By Chuck Violand
November 5, 2018
For years, nautical vessels have been used as metaphors for business, as the parallels between ships and businesses are unmistakable. I’ve even used them in some of my previous writings and in a presentation I give titled “Sailboats, Yachts, and Tall-Masted Ships.” The presentation describes the changes a small business experiences as it grows, likening those to the changing responsibilities of a captain and his crew, depending on the size of the vessel being commanded.
A sailboat needs a vertical appendage—a centerboard or keel—on the lower part of its hull to avoid being blown sideways or capsizing whenever the wind comes from the side. Except for when a boat is sailing directly downwind, the wind always hits one side of the boat or the other.

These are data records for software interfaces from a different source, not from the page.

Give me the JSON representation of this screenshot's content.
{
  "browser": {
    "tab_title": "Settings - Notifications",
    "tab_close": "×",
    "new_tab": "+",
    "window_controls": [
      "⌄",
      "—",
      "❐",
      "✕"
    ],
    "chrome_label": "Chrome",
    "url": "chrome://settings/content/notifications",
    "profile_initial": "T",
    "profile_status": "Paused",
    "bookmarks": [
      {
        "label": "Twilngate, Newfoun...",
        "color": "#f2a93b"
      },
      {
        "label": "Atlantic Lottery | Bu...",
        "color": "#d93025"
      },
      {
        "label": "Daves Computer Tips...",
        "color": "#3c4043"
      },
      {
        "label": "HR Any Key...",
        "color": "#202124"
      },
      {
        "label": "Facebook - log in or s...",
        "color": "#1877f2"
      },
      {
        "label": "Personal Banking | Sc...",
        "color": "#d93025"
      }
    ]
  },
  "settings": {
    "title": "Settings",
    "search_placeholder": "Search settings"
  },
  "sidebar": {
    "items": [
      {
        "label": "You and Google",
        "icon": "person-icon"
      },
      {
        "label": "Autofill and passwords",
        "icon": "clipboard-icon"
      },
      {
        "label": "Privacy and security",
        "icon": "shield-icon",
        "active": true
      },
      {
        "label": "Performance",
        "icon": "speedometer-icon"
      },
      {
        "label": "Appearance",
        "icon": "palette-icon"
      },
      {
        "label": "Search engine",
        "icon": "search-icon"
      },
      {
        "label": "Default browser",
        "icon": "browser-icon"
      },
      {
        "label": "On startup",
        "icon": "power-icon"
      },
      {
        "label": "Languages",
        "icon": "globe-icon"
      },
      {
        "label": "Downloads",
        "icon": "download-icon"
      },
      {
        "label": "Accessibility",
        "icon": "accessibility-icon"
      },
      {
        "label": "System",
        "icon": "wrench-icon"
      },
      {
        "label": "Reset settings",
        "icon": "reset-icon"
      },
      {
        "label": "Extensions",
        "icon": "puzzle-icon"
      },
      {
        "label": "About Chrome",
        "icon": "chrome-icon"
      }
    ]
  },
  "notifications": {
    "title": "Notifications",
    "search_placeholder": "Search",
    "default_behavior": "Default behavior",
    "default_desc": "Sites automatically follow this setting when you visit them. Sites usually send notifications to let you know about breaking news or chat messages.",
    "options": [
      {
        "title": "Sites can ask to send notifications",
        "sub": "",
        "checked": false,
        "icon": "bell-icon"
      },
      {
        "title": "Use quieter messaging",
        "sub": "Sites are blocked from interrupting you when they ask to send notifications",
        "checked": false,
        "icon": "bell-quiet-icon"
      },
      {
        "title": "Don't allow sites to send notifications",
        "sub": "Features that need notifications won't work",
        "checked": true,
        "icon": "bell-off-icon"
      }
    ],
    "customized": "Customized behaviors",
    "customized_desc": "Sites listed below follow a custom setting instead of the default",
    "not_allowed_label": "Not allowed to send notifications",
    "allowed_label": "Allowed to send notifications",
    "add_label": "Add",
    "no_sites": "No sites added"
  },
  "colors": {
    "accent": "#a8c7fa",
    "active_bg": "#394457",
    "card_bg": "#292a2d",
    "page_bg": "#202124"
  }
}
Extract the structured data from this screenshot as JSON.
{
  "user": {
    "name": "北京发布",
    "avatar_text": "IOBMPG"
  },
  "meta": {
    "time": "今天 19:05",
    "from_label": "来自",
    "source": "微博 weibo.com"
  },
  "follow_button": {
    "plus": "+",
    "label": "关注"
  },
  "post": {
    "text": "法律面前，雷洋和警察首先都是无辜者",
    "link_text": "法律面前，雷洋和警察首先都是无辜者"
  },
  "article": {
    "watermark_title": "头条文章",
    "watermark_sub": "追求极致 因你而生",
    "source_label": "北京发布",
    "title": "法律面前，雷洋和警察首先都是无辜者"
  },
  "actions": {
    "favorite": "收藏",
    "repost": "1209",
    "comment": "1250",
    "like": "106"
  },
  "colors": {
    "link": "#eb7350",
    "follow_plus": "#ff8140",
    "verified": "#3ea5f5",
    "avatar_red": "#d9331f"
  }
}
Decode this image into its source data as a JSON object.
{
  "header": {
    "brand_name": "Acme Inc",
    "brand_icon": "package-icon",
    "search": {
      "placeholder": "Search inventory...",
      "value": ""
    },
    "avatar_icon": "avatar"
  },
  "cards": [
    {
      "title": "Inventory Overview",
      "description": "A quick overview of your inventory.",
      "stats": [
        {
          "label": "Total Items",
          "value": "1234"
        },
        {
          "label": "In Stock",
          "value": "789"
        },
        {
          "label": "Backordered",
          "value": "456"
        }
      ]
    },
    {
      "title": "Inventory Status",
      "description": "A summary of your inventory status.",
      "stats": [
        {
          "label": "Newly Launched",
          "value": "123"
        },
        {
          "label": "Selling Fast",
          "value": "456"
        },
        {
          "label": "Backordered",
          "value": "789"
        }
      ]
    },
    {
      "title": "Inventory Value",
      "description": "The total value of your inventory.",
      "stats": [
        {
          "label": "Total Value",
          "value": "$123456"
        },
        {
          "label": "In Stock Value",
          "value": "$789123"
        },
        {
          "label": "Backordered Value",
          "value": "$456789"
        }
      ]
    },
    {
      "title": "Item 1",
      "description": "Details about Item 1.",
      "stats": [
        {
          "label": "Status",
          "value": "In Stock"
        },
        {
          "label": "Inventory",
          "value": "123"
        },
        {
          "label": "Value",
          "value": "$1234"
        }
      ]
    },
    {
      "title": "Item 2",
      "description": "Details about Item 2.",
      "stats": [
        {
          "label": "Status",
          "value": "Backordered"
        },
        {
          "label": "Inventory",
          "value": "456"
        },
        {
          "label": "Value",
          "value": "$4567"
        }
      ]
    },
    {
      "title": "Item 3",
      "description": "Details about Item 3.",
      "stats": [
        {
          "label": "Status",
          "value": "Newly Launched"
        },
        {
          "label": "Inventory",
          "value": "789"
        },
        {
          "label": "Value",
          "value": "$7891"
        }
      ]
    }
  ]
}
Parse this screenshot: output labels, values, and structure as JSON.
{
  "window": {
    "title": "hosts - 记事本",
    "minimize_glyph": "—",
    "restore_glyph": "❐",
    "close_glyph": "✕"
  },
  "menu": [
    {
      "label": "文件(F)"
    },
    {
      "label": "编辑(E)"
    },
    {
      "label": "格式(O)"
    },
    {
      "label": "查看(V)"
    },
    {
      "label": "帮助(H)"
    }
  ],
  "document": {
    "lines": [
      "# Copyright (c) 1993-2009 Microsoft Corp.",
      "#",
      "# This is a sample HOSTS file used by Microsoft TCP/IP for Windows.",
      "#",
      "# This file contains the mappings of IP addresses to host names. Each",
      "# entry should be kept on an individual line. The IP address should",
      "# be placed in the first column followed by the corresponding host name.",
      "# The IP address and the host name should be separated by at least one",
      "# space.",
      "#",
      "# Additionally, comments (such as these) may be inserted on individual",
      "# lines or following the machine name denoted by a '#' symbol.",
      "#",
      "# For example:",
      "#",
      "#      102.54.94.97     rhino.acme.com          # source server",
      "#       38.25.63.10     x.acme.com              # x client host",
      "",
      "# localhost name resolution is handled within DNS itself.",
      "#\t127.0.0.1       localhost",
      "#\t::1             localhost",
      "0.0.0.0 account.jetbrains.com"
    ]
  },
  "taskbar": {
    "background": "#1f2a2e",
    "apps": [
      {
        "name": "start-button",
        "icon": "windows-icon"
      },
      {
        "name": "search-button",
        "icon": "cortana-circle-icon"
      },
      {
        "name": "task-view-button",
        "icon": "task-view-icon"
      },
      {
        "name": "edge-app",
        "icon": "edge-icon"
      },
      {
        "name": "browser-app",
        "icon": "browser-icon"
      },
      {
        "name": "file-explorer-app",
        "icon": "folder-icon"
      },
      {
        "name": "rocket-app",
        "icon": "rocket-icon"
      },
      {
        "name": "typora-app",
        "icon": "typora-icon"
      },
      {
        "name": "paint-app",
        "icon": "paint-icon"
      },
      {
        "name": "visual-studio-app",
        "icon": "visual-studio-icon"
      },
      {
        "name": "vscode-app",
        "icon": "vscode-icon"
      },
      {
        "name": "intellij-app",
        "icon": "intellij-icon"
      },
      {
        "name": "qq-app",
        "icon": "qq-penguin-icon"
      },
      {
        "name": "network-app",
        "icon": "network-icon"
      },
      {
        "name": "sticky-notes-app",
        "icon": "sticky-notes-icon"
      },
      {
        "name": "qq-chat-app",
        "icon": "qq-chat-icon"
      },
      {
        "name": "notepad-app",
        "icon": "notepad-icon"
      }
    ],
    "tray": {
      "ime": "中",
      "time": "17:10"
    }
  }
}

If not for the centerboard, the boat wouldn’t be able to sail as straightforward as possible and would be victimized by the slightest wind hitting its sails. It could take on water as it rocks back and forth, and in extreme cases, it could even capsize.
So, the purpose of the centerboard is to offer stability for the sailboat, while only providing minimal protection from the elements that buffet it.
The centerboard on a sailboat serves as a great metaphor for a company’s mission statement. Just as the centerboard is vital to the integrity and performance of a boat, so is the mission statement to a company.
Despite all the talk we hear about the importance of mission statements, it’s easy to be confused about their purpose and to misunderstand just what they’re capable of achieving for an organization. The mission statement is not the sail of the company whose purpose is to catch the wind and propel the company forward. Nor is it the rudder whose purpose it is to steer the direction of the company.
The purpose of a mission statement is to provide stability to a company as it heads toward its destination—its vision. At the same time, the mission only provides minimal protection from the forces that will impact a company on its journey. Things like competition, employee turnover, and challenges to the company culture are just a few of the forces that will buffet a company as it grows.
As Manuel Elizalde, Jr. says in The Soul of Money, “Give people a center and they stand fast.” A company’s mission is that center.
With sailboats, it’s not uncommon for the centerboard to become dented or nicked over time as it encounters objects under the water. For a small pleasure craft this might not be a big deal. But, if the boat is intended for racing, then it’s a very big deal as this can have a dramatic impact on the speed of the boat. Therefore, it’s a good idea to examine the centerboard from time to time to make sure it hasn’t been permanently damaged and that it’s still serving its purpose.
It’s no different with a company’s mission. Just as with a boat’s centerboard, the company’s mission needs to be examined regularly to make sure it’s still serving its purpose of providing the stability the company needs as it continues to grow.